The Greek government has only one sensible choice.
The Greek government doesn’t face hard choices in whether or not to stay in the eurozone. It has only one sensible choice — to tear up most or all of its debts and start fresh. This course, if navigated by even a half-competent government, could quickly pull Greece out of its seven-year-long depression and lead the country into prosperity. A renegotiation with the EU, in contrast, only guarantees more misery for the Greek people.
Let’s first stipulate that Greek governments are 100 per cent responsible for borrowing money they knew they had no hope of repaying, and that they should be deemed fully culpable for their actions. Let’s also stipulate that the foreign banks and their EU enablers are 100 per cent responsible for making irresponsible loans that they knew couldn’t be repaid, and that they too should be deemed fully culpable for their misconduct. As for the Greeks themselves — the pensioners, the small businessmen, the workers and the youth whose unemployment rests at 50 per cent — let’s acknowledge that they have played bit parts in this drama, and mercifully sentence them to time served over the last seven years. Unlike the Greek kleptocrats and the German bankers, the common folk actually have suffered, and through precious little fault of their own.
Mostly good things would follow a Greek tear-up of the loans. First, the government could no longer borrow money, sparing the citizenry a repeat of the debt debacle that has laid them so low. Next, the Greeks would adopt a new currency — likely a return to the familiar drachma, in use until 2002, which would be printed up and circulated in large numbers to create liquidity in the country. The drachma would be worth little outside Greece, making imports impossible for most, but so what? That’s a small price to pay, and a temporary one, while the country regains its footing.
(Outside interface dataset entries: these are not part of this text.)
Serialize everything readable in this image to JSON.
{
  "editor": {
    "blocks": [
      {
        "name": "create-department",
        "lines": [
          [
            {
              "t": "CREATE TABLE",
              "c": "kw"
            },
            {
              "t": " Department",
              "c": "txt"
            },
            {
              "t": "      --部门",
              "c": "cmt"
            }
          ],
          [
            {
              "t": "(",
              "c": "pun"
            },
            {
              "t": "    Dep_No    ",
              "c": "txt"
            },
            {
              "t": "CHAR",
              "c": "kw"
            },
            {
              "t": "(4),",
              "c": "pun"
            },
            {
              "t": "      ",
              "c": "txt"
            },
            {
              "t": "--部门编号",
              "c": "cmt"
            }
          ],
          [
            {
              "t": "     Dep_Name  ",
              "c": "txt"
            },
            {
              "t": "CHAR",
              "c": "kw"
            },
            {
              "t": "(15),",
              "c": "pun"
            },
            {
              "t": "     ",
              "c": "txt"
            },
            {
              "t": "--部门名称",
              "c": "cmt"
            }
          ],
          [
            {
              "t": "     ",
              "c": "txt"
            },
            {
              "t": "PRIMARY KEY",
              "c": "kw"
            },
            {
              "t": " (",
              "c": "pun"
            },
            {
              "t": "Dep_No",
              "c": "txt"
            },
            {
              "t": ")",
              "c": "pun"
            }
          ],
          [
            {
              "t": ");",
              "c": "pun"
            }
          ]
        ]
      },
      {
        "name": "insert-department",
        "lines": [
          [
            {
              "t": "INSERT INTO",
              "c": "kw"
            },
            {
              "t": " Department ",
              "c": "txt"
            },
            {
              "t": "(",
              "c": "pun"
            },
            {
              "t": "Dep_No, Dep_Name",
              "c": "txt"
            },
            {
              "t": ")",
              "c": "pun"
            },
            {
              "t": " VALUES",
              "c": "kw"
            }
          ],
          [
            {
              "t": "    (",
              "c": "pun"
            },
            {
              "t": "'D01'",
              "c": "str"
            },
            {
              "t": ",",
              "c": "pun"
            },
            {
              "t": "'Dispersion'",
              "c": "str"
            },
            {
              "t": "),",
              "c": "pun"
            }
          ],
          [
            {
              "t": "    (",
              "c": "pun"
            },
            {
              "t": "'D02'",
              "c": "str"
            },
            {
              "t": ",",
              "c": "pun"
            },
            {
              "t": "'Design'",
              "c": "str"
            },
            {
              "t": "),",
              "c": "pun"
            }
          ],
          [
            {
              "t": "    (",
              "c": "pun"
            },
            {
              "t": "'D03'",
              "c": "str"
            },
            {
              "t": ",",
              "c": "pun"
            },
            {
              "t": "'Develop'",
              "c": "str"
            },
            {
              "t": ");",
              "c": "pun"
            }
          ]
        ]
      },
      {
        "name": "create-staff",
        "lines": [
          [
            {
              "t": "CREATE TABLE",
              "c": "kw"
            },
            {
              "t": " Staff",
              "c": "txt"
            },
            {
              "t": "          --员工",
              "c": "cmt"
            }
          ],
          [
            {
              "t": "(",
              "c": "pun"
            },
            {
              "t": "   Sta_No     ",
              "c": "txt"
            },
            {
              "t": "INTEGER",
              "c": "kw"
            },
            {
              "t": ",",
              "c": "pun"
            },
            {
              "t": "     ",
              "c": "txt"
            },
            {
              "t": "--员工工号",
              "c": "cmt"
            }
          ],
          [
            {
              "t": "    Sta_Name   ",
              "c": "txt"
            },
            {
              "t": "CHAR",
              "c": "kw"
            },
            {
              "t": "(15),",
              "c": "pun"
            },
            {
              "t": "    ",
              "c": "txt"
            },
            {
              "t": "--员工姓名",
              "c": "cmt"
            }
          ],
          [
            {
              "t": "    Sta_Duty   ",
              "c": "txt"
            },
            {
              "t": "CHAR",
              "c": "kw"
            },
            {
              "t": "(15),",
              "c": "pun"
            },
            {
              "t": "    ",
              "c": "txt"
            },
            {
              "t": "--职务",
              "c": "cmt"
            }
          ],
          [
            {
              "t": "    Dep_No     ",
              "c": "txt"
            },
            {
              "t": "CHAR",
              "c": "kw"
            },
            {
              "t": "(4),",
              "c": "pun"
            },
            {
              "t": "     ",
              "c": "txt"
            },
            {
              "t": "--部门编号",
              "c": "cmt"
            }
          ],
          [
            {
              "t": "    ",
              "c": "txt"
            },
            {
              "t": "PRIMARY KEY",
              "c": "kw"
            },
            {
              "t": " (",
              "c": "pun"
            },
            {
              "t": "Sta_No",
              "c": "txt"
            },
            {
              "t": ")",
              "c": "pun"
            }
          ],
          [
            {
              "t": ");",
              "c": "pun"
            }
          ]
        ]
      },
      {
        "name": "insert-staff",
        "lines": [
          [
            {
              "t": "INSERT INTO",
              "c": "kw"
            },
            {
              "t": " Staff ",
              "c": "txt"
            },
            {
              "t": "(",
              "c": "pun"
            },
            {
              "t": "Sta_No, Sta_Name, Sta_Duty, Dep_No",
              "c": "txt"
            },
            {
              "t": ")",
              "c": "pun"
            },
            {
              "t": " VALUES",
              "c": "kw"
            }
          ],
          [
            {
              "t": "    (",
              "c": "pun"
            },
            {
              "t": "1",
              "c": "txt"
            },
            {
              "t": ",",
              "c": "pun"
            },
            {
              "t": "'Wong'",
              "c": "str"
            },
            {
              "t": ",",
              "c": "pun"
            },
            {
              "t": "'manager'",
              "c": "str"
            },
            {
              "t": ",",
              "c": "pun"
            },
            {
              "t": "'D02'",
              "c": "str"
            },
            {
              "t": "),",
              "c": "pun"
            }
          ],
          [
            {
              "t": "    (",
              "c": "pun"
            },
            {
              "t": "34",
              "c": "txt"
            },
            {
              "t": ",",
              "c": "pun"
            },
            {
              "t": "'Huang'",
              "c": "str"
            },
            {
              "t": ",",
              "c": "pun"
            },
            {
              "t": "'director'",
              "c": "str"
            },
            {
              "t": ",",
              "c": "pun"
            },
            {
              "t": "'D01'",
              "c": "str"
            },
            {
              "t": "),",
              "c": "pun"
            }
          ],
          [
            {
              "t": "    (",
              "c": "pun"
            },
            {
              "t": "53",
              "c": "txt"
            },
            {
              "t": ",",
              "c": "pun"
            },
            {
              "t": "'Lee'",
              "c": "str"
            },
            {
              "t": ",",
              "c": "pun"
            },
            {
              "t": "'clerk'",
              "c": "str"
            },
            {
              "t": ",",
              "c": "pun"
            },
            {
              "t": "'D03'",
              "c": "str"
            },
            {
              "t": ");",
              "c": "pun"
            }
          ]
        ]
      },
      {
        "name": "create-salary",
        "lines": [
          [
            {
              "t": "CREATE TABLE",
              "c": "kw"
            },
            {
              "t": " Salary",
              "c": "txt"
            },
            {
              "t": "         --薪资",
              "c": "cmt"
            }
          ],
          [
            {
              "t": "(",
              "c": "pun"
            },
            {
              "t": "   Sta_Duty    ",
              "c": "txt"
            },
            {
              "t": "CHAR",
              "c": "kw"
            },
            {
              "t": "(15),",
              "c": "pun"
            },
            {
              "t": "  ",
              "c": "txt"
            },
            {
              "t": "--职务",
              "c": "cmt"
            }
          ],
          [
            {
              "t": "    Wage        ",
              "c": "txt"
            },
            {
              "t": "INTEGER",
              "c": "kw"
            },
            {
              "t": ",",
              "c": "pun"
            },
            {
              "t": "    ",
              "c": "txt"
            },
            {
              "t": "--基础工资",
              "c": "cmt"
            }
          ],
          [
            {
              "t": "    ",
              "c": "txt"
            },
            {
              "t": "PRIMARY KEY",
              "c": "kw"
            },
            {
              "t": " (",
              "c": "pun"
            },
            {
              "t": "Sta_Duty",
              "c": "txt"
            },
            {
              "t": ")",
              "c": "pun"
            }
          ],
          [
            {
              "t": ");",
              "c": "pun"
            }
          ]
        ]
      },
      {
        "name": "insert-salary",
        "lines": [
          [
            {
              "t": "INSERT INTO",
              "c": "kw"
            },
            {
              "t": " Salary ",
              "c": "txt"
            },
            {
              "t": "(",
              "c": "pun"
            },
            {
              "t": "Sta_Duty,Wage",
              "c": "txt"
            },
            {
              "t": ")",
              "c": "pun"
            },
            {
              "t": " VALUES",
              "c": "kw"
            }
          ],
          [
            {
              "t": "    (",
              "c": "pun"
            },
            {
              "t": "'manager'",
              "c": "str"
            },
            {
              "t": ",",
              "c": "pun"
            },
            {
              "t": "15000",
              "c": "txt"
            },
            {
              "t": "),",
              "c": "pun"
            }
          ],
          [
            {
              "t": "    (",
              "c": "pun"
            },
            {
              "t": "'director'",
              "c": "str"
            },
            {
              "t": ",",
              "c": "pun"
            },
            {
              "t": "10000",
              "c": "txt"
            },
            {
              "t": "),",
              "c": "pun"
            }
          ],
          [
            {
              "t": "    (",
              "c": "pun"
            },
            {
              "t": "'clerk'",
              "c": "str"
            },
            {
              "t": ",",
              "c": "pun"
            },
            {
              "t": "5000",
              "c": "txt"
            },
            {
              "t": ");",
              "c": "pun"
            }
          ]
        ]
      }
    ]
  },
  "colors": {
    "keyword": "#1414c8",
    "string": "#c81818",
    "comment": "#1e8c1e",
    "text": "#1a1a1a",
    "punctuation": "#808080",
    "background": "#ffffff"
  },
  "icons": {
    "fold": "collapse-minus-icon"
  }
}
Greece’s largest industry — tourism — is also its biggest employer and foreign exchange earner, accounting for 10 per cent of its employment and 25 per cent of its exports. Yet Greek tourism, despite Greece’s glorious Mediterranean islands and famed attractions from antiquity, is nevertheless an underperformer, attracting just 3 per cent of the EU’s tourist business — less than countries such as Portugal; less than half as much as obtained by Turkey, its Mediterranean neighbour to the east; less than one fifth as much as obtained by Italy, its Mediterranean neighbour to the west. With tourists able to vacation luxuriously on the cheap by converting euros to drachmas, Greece would become the biggest tourist bargain going, creating a boatload of low-skilled jobs that would soak up many of Greece’s unemployed. If Greece became as popular a tourist spot as Turkey, its current 25 per cent unemployment rate could drop by about half while bringing in much needed foreign exchange.
Mostly good things would follow a Greek tear-up of the loans.
Greece’s second biggest industry — its merchant marine, the world’s largest — would remain a big foreign exchange earner, with a big new potential upside. By all rights Greek shipping activity should grow because of an industry that since the 1980s Greece has feared to develop — its offshore oil and gas.
Those checks disappear should Greece lose access to a flow of EU funds. Greece’s new best buddy would be Russia, a country with which it has an historic affinity, partly because both countries relate to the Christian Orthodox Church, partly because Russia enabled Greek freedom fighters to gain independence from their Ottoman colonizers two centuries ago. Russia today remains close, supplying Greece with its air defences and last month signing a pipeline deal to carry Russian gas to Europe through Greece, providing Greece with hundreds of millions of dollars in annual transit payments.
Russia would like nothing better than to tighten its grip on Europe’s energy market, and to strengthen its military presence in the Mediterranean region through which so much Middle East energy flows, by helping Greece exploit its Mediterranean windfall. With Russia in Greek waters, Turkey would stand down.
Unencumbered by unserviceable debt, and by fear of Turkey, Greece’s economy can grow impressively, as did fellow deadbeat Argentina after its 2001 $100-billion default: Argentina soon saw its economy grow at an annual average rate of 5.7 per cent, its middle class double, and its debt to GDP ratio plummet by 75 per cent. With growth, a rehabilitated Greece might even decide to send some drachmas the way of Germany’s bankers, to demonstrate its credit-worthiness and convince them to open the lending spigots again.